Another example is the reports the Globe did on the 75 State Street affair involving Billy Bulger who in his book While the Music Lasts noted that:”In fewer than four months . . . the Globe, under nineteen different bylines, had printed sixty-nine articles about 75 State Street, most of them on page one. It had also published six editorials, two columns on its op-ed pages and five cartoons.” Testimony in Whitey Bulger’s trial showed a Spotlight Team reporter was in continuing contact with an FBI supervisor urging him not to close down his investigation of Billy Bulger even though he had found no criminal wrongdoing.
The U.S. Attorney’s office’s AUSA Fred Wyshak following the Globe’s ongoing pressure would indict the head of the Probation Department, John O’Brien, and two of subordinates for racketeering. Their crime was sending out rejection letters to people who didn’t get the jobs who were allegedly more qualified than those who were hired. They face 20 years in prison.
Wyshak said last Friday according to the Globe: “”This case is about falsifying documents” to hide the rigged hiring system. . . . “The crime is the fraud, the falsifying documents.”” I assume the rigged hiring system means the use of patronage which is another word for such a thing. How does that amount to the federal crime of racketeering?
The Globe’s article also led to O’Brien being indicted by the Massachusetts attorney general on other charges. He was acquitted after trial. (The Globe while noting he was indicted on its summary page of the Probation Department matters fails to note this acquittal .)
Now here’s the problem when a newspaper like the Globe develops a sinister, one-hand-washes-the-other relationship with the U.S. attorney. The case is its baby, and hopefully it’ll lead to the promised land of a Pulitzer so it dare not print anything that detracts from that goal. It has to become a cheer leader for the prosecutors.
Over the last week the underbelly of this type of quid pro quo dealings has become clear. The Boston Herald finding a little courage of its own and throwing off its bootlick attitude to the Globe, has been covering the Probation Department hearings. On Sunday, its columnist Peter Gelzinis noted how Carmen Ortiz herself clearly was not the most qualified person to be named U.S. Attorney.
Prior to then the Herald has been covering the hearings in the O’Brien case where defense counsel are starting to hone in on the absurdity of the allegations. The prosecution has been sitting on lists of people who also got jobs through patronage which they have finally turned over to defense counsel. The Globe seemed to reluctantly cover the hearing last Friday. Where the Herald told how counsel “waved a roughly 40-page “sponsors” list which seemed to be the main subject of the hearing that was hardly mentioned in the Globe.

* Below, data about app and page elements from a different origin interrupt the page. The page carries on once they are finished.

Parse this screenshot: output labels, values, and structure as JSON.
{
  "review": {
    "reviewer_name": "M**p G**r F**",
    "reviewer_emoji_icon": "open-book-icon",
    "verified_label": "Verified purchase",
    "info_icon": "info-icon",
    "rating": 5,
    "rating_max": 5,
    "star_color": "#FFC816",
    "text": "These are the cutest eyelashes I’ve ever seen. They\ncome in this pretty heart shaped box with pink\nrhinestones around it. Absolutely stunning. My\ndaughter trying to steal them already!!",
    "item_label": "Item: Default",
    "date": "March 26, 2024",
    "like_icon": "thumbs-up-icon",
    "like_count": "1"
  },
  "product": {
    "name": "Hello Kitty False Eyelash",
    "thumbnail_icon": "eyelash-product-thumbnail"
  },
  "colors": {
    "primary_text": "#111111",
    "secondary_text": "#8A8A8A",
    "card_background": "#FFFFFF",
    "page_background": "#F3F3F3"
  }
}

The O’Brien case involves issues similar to those seen in Whitey Bulger’s case. A judge with a relationship that brings into question his impartiality; the prosecutor doing judge shopping to bring the case before a judge he prefers; and the long delays in producing relevant documents. The defense lawyers seem to be quite aggressive in asserting their clients rights which is very necessary to a fair trail. They seem to be able to show that patronage appointments are common in Massachusetts and to pick out the probation people can only be justified by the Globe’s influence in the case. One wonders why defense counsel have not asked for all communications between the Globe and the U.S. Department of Justice relative to this case.

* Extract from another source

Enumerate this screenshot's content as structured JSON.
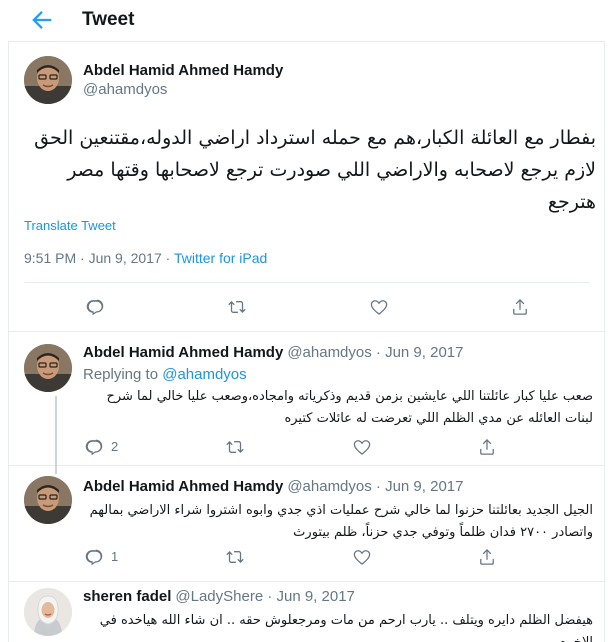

One thing we know for sure is the Globe has a dog in the fight so its coverage will be tainted by this as it was with both the case against John Connolly and Whitey Bulger. But for once there will be a chance to find the truth since it seems the Boston Herald at least this one time may not dance to the Globe’s tune and will give us a true view of the trial. That remains to be seen.